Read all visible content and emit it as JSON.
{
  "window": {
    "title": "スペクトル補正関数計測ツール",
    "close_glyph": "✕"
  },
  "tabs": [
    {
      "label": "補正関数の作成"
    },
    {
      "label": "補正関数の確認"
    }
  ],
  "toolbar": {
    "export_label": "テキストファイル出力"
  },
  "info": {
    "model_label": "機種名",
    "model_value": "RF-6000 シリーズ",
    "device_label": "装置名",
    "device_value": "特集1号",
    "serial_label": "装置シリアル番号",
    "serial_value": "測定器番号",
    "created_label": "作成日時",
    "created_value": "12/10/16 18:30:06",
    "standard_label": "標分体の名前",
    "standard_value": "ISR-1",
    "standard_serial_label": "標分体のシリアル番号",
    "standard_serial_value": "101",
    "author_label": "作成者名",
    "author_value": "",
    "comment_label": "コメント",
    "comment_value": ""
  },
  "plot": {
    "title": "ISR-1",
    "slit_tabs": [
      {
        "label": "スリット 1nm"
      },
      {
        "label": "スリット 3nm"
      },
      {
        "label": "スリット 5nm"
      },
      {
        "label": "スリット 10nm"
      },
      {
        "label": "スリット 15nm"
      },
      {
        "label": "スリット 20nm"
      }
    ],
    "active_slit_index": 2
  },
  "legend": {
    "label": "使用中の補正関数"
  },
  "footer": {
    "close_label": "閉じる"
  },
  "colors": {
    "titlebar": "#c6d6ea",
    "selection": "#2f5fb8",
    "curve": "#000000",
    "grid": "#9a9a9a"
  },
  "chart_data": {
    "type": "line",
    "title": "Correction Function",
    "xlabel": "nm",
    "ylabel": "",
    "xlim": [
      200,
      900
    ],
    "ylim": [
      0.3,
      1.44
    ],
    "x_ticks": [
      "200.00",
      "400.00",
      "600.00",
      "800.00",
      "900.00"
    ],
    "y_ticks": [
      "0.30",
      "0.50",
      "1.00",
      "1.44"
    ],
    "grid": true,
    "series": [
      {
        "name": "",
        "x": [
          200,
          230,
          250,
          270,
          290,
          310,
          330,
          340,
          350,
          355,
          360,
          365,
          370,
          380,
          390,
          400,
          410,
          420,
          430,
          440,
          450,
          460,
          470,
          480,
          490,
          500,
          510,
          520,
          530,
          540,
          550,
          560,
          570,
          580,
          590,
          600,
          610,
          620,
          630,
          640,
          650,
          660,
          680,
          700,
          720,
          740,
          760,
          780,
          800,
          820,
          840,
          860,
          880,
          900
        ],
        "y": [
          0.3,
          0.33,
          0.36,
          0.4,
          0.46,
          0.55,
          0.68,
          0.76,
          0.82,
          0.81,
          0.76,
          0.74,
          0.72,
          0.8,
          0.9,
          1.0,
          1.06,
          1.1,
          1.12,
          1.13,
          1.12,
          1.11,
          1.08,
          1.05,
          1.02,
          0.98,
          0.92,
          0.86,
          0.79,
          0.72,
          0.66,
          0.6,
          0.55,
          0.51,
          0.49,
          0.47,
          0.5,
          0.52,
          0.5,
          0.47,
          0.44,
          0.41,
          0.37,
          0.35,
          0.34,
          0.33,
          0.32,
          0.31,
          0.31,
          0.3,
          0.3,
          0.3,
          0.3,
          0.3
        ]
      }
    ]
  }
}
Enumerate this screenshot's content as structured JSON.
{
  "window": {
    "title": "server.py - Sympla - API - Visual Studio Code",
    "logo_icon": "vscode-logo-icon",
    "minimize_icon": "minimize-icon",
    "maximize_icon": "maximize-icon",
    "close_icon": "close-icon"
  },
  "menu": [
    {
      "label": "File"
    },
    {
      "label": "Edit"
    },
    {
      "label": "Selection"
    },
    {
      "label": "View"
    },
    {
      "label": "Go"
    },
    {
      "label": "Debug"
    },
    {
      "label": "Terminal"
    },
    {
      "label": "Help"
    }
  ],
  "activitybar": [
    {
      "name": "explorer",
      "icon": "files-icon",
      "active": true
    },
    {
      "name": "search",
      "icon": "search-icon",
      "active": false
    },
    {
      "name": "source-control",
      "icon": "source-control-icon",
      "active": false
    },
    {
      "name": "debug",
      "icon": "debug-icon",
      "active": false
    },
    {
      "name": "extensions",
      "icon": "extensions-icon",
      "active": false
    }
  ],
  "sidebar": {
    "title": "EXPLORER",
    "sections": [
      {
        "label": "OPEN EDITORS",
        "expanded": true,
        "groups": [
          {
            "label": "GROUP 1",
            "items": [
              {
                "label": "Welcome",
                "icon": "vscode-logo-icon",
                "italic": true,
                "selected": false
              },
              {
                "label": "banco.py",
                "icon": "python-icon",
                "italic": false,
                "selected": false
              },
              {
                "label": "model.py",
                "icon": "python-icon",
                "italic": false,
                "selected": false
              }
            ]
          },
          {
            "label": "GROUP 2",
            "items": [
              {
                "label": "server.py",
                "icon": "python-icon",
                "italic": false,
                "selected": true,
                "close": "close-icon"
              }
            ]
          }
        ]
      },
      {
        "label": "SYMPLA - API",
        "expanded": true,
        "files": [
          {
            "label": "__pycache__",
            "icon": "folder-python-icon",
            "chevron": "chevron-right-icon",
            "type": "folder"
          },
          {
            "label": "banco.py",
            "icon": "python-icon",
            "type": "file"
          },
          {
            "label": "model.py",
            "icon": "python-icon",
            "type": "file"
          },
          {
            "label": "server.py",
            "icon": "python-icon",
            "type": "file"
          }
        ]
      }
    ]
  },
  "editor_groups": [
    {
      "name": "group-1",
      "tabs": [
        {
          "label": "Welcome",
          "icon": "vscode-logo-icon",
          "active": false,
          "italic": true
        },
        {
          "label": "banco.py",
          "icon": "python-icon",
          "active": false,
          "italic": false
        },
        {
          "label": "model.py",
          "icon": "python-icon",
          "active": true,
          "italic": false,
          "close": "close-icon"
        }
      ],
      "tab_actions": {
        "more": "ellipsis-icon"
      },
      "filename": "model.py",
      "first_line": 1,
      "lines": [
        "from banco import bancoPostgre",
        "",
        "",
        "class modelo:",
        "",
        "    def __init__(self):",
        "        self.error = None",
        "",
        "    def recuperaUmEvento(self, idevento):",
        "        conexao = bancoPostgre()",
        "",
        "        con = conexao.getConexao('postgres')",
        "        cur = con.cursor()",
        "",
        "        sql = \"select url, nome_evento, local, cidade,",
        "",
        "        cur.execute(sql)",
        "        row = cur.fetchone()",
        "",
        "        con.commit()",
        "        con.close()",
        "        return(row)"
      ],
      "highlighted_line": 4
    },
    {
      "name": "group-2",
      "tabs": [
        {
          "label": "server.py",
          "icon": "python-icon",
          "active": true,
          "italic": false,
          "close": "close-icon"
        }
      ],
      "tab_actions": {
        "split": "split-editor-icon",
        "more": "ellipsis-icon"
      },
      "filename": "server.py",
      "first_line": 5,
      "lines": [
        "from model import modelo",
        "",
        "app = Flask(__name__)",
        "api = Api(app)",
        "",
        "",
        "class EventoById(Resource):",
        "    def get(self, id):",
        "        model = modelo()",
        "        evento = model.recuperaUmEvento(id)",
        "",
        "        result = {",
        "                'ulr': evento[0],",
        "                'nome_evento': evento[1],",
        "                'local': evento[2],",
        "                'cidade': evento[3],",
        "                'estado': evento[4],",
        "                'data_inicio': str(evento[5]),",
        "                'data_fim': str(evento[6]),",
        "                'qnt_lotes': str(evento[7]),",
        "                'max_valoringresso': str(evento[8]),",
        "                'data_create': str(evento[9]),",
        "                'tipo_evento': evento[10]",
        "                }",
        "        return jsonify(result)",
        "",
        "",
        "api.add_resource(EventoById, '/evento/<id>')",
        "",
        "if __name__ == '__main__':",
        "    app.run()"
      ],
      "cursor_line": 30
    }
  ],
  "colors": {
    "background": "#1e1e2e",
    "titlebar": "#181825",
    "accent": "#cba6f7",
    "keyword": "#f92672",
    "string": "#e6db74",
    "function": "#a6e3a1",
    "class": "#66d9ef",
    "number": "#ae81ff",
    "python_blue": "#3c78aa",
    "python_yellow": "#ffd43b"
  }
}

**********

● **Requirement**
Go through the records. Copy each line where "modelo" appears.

● **Written solution**
        "class modelo:",
        "from model import modelo",
        "        model = modelo()",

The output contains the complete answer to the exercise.